The volume draws on two decades of research in four communities: Dzodze, Ghana; Adjodogou, Togo; and Perico and Agramonte, Cuba. In the ceremonies, oral narratives, and daily lives of individuals at each fieldsite, the authors not only identify shared attributes in religious expression across continents, but also reveal lasting emotional, spiritual, and personal impacts in the communities whose ancestors were ripped from their homeland and enslaved. The authors layer historiographic data, interviews, and fieldnotes with artistic modes such as true fiction, memoir, and choreographed narrative, challenging the conventional nature of scholarship with insights gained from sensorial experience.

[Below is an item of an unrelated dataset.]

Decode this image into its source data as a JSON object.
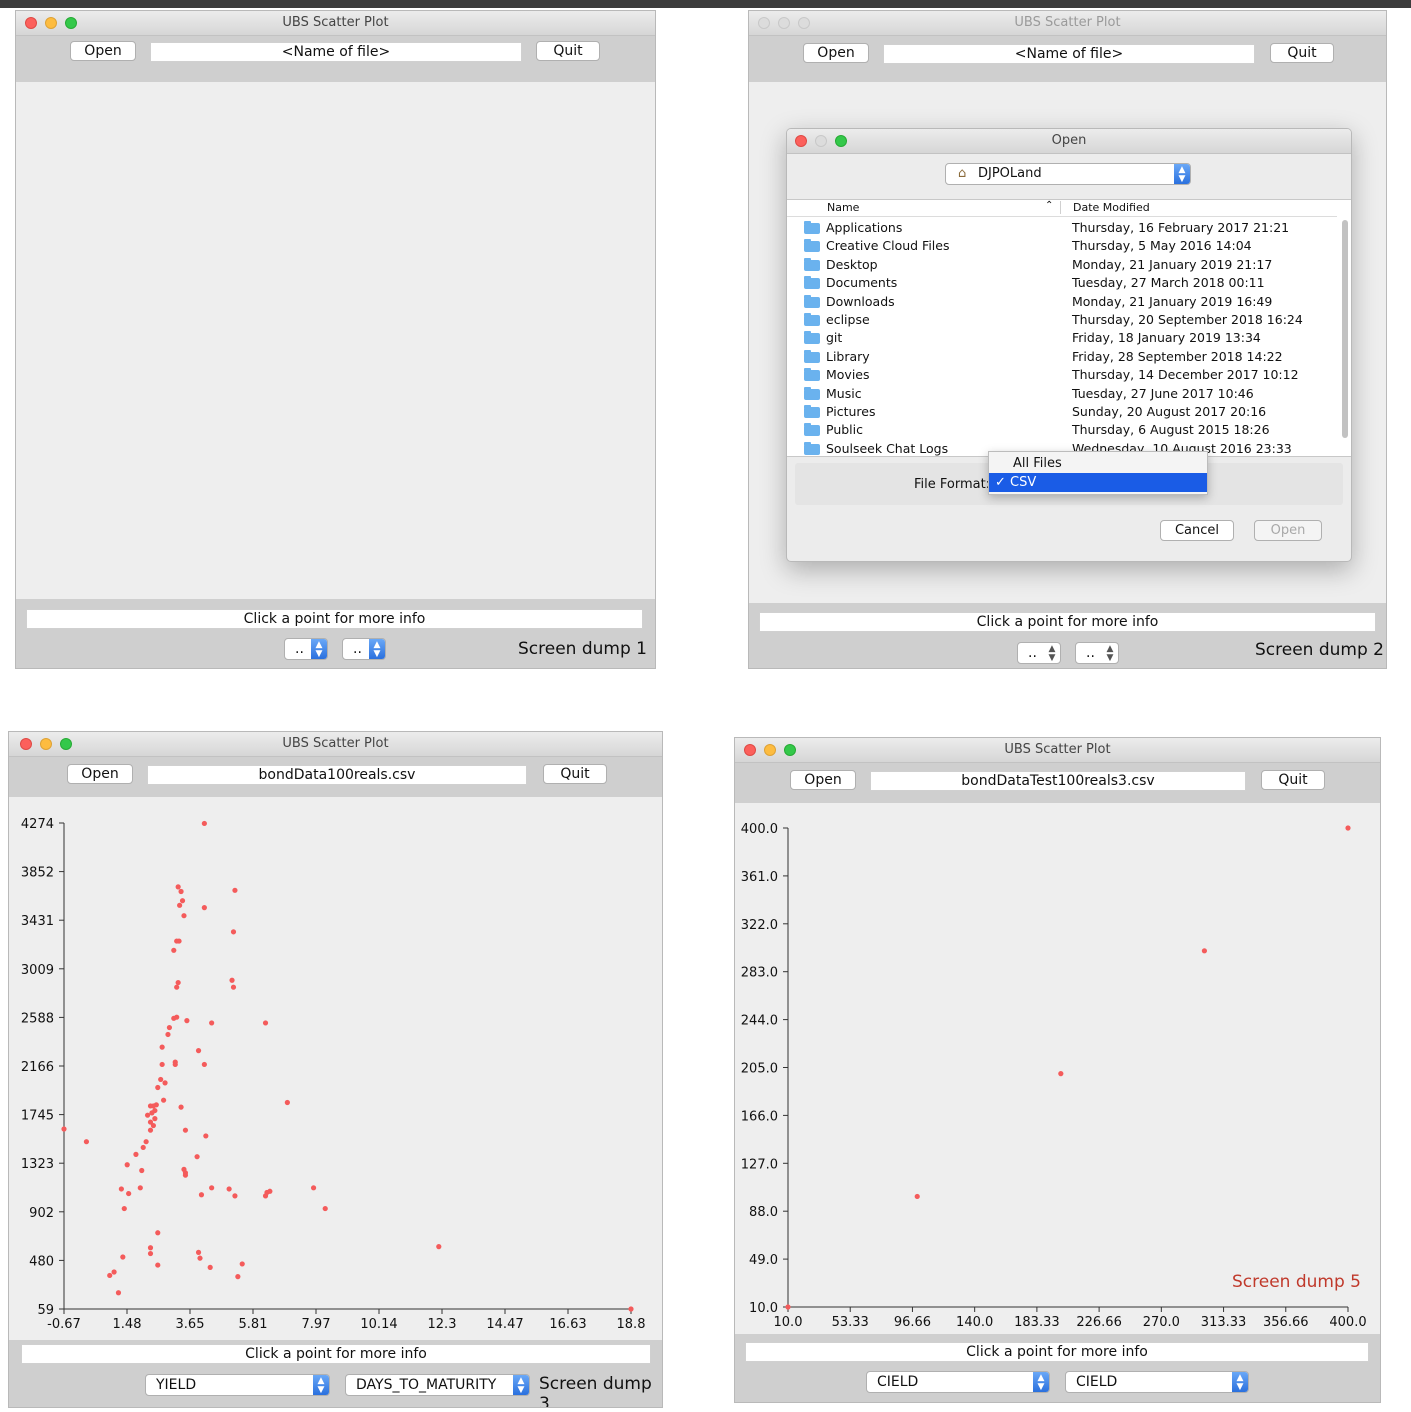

Including reflections on the making of an art installation based on this research project, the volume challenges readers to imagine the potential of approaching fieldwork as artists. The authors argue that creative methods can convey truths deeper than facts, pointing to new possibilities for collaboration between scientists and artists with relevance to any discipline.